In any event, Assad’s 90-minute address offered nothing new, neither regarding his understanding of the crisis nor his proffered solutions. Rather, he reiterated a litany of time-worn themes, focusing on Syria’s “resistance,” “rejection of submissiveness,” and insistence on “dignity,” all of which ring increasingly hollow. Syria, he insisted, is the victim of an international conspiracy hatched by regional and global powers who, as in the past, want to destabilize the country and advance their interests. What passes for the international community, he declared, “is a group of big colonial countries, which view the whole world as an arena full of slaves who serve their interests.” With their “schemes” having failed to fracture the country’s unity, he said, they then turned to violence and terrorism.
Assad’s heroes
While admitting that individuals may have made some mistakes, the overall behavior of the security forces in combating the “terrorist” threat had been nothing less than heroic, he insisted. Moreover, he declared, defeating terrorism was a prerequisite for undertaking the long-promised political reforms to which, he insisted, he had always been firmly committed. In conjunction with the battle for survival, the formulation of a new constitution, the legalization of political parties, the easing of restrictions on the media and the passage of a new law to fight corruption would all be undertaken in the coming months. Tolerance would be shown to “those who have gone astray,” but there would be no compromise with “those who terrorize civilians or conspire with foreigners against their country and against their people.” And those who stand in the middle are “traitors” as well, he declared, for there is no middle ground in national struggles for survival.
Assad reserved particular scorn for his critics in the Arab world, particularly in the Gulf. Much more than them, he said, it was Syria which represented Arab identity and had advanced Arab interests – politically and culturally. Suspending Syria from the Arab League simply meant that the League had suspended its Arabness.
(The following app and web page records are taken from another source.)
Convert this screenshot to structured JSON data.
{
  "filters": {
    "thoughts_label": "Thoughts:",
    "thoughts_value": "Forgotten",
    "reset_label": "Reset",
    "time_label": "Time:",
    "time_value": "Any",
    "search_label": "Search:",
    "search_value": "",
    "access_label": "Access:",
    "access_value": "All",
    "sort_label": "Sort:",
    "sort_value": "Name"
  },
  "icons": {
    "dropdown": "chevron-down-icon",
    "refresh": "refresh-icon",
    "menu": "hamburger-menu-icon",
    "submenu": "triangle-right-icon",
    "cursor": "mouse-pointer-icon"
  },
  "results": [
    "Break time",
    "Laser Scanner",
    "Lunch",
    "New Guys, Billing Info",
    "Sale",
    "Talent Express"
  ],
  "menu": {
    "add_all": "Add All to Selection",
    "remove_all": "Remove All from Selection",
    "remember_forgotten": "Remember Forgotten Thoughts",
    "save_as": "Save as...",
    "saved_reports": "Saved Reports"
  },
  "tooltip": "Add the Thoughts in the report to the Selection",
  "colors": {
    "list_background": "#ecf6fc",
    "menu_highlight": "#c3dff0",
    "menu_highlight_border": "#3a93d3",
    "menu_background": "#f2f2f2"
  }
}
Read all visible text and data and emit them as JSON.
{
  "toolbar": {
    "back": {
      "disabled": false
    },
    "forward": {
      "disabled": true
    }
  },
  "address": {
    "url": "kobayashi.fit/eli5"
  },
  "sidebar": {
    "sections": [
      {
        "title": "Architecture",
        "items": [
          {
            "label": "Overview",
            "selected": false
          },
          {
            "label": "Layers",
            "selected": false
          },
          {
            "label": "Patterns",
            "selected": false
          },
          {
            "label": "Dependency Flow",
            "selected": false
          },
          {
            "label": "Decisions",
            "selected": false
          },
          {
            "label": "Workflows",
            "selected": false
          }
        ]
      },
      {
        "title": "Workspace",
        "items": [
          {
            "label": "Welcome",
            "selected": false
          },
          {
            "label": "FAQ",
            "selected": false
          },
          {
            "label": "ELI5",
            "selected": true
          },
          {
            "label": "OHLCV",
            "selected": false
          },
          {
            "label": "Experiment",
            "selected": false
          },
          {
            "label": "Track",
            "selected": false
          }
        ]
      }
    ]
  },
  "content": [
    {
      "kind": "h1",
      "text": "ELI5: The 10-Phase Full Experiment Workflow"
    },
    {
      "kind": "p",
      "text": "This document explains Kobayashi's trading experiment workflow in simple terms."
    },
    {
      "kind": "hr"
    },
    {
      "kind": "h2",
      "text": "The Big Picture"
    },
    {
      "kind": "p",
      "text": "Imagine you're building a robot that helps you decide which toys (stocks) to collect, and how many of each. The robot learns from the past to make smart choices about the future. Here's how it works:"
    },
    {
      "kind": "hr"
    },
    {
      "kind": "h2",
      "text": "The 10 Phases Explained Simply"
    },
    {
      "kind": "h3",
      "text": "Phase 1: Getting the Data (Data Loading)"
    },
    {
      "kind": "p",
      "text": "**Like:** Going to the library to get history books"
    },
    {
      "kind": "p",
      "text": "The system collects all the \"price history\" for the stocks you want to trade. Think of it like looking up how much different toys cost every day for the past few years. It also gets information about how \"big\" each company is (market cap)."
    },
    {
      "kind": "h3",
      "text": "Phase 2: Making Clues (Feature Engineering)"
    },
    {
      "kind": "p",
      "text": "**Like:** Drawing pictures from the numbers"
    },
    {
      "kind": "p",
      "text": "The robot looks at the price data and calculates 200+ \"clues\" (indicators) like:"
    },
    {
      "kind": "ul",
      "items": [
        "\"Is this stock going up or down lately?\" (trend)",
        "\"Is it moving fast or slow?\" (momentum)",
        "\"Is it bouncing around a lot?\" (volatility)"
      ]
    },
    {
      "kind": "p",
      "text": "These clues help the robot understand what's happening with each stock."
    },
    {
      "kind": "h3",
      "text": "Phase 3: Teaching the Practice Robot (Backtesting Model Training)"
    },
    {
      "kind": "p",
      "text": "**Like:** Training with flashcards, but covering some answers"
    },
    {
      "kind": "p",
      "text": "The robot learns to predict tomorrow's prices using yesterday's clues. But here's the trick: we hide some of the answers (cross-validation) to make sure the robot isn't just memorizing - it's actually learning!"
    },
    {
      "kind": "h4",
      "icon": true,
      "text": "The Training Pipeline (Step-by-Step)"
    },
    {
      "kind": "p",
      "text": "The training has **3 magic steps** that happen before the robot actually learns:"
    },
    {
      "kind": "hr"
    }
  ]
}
David Lesch, an American scholar on Syria who was given unprecedented access to Assad in the last decade to research the book “The New Lion of Damascus: Bashar al-Assad and Modern Syria,” believes that Assad had genuinely desired to introduce meaningful reforms when he assumed power. However, in Lesch’s view, by 2007, he had begun to equate his own personal well-being with that of the country as a whole, a failing common to most rulers of authoritarian states.
Even as Assad insists that he is only serving according to the will of the people, his actions seem more geared to buying time in the hope that his security forces will crush the opposition than to seeking a way to promote a genuine path towards national reconciliation. Whether or not the security establishment’s inner circle – include his younger brother Maher and brother-in-law Assaf Shawkat – is entirely like-minded regarding this strategy cannot be ascertained. But it would seem that Assad’s regime does not believe that a tipping point has been reached, and that it can weather the storm. Its opponents, and their supporters abroad, will be challenged to prove otherwise. 
The author is the Marcia Israel Principal Research Fellow at the Moshe Dayan Center for Middle Eastern and African Studies, Tel Aviv University.